## Record excerpts:
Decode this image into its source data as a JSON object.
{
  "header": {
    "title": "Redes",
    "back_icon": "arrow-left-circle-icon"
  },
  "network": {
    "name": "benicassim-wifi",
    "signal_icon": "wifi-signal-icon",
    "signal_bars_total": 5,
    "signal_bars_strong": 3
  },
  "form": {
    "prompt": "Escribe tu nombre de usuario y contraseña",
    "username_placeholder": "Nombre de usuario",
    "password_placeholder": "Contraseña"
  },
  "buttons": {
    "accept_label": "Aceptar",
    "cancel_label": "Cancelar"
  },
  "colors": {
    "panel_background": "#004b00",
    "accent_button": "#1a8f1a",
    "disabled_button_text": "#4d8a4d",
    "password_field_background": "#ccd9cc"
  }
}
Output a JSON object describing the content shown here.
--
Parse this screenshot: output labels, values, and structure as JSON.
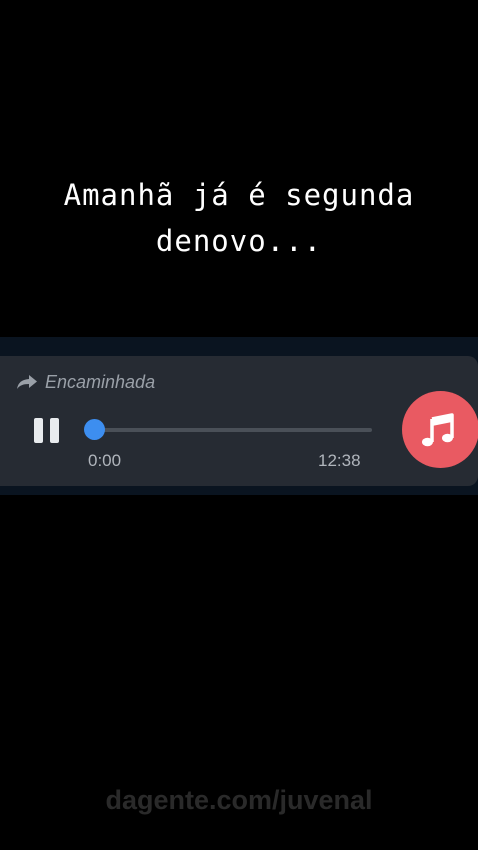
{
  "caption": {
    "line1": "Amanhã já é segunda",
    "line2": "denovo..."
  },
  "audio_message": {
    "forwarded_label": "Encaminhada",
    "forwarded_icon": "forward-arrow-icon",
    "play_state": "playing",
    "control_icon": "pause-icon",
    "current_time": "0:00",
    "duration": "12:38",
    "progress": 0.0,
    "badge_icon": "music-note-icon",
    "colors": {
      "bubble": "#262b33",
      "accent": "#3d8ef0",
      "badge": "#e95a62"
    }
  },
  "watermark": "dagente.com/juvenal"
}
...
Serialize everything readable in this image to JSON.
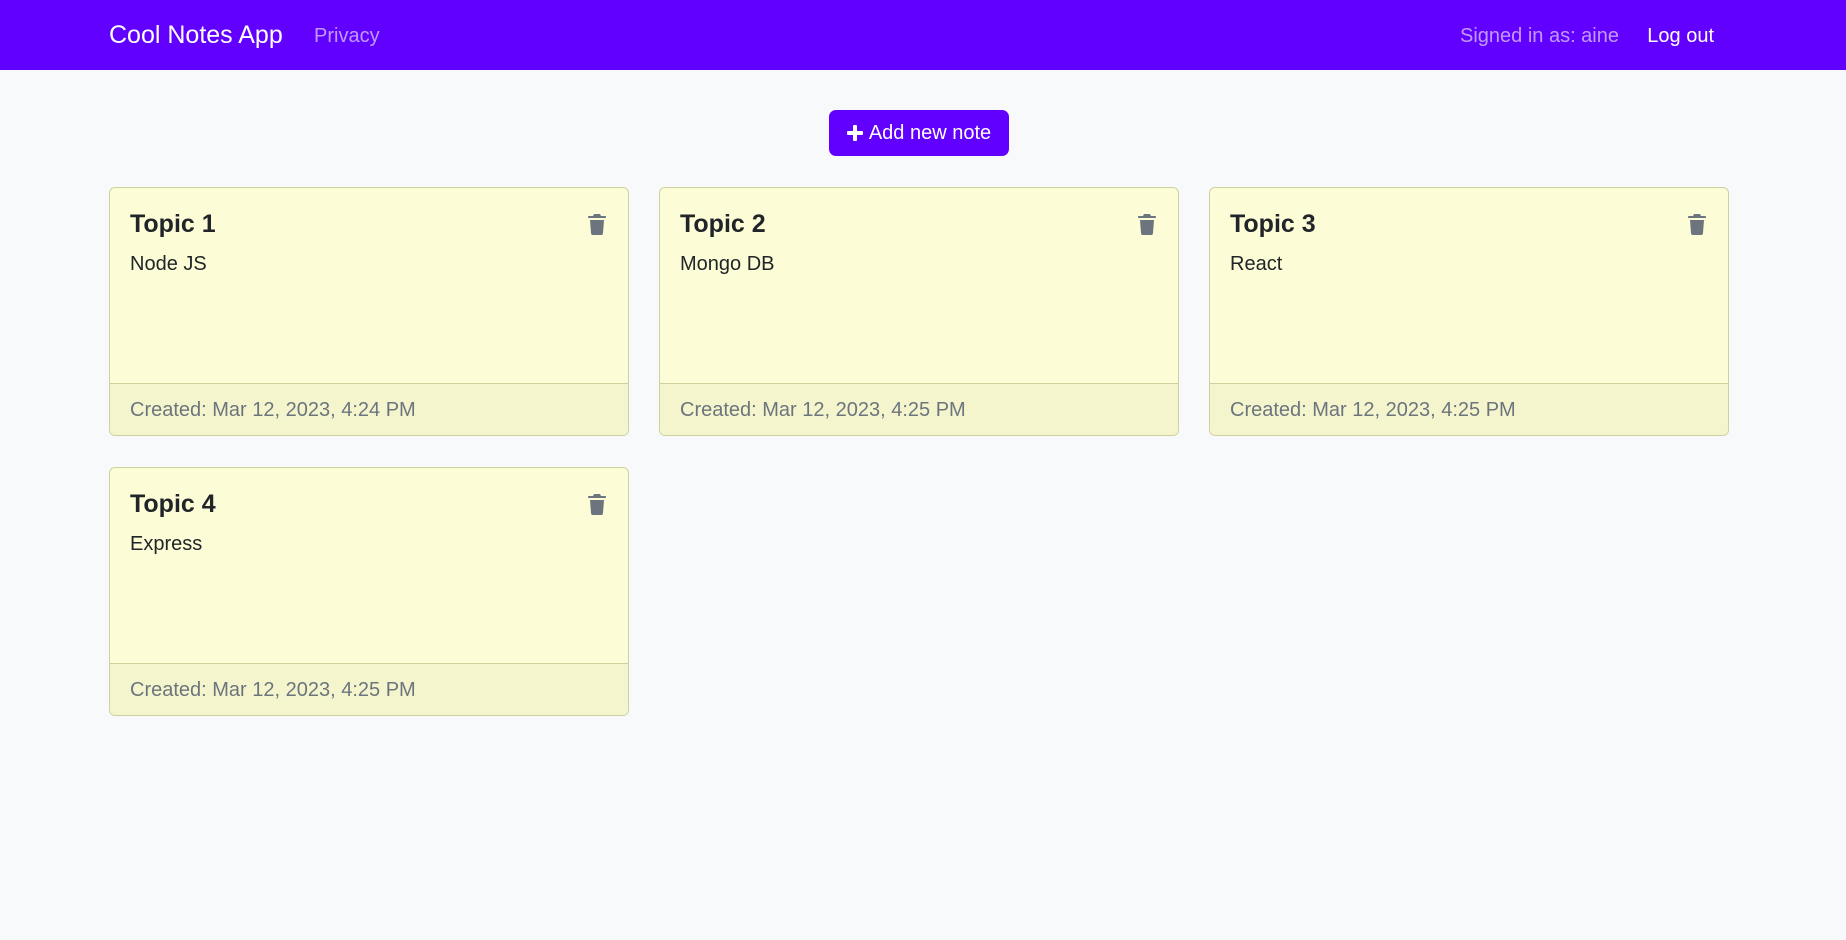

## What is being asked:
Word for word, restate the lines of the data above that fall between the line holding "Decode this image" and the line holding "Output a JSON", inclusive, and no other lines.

## Answer for the task:
Decode this image into its source data as a JSON object.
{
  "header": {
    "title": "Redes",
    "back_icon": "arrow-left-circle-icon"
  },
  "network": {
    "name": "benicassim-wifi",
    "signal_icon": "wifi-signal-icon",
    "signal_bars_total": 5,
    "signal_bars_strong": 3
  },
  "form": {
    "prompt": "Escribe tu nombre de usuario y contraseña",
    "username_placeholder": "Nombre de usuario",
    "password_placeholder": "Contraseña"
  },
  "buttons": {
    "accept_label": "Aceptar",
    "cancel_label": "Cancelar"
  },
  "colors": {
    "panel_background": "#004b00",
    "accent_button": "#1a8f1a",
    "disabled_button_text": "#4d8a4d",
    "password_field_background": "#ccd9cc"
  }
}
Output a JSON object describing the content shown here.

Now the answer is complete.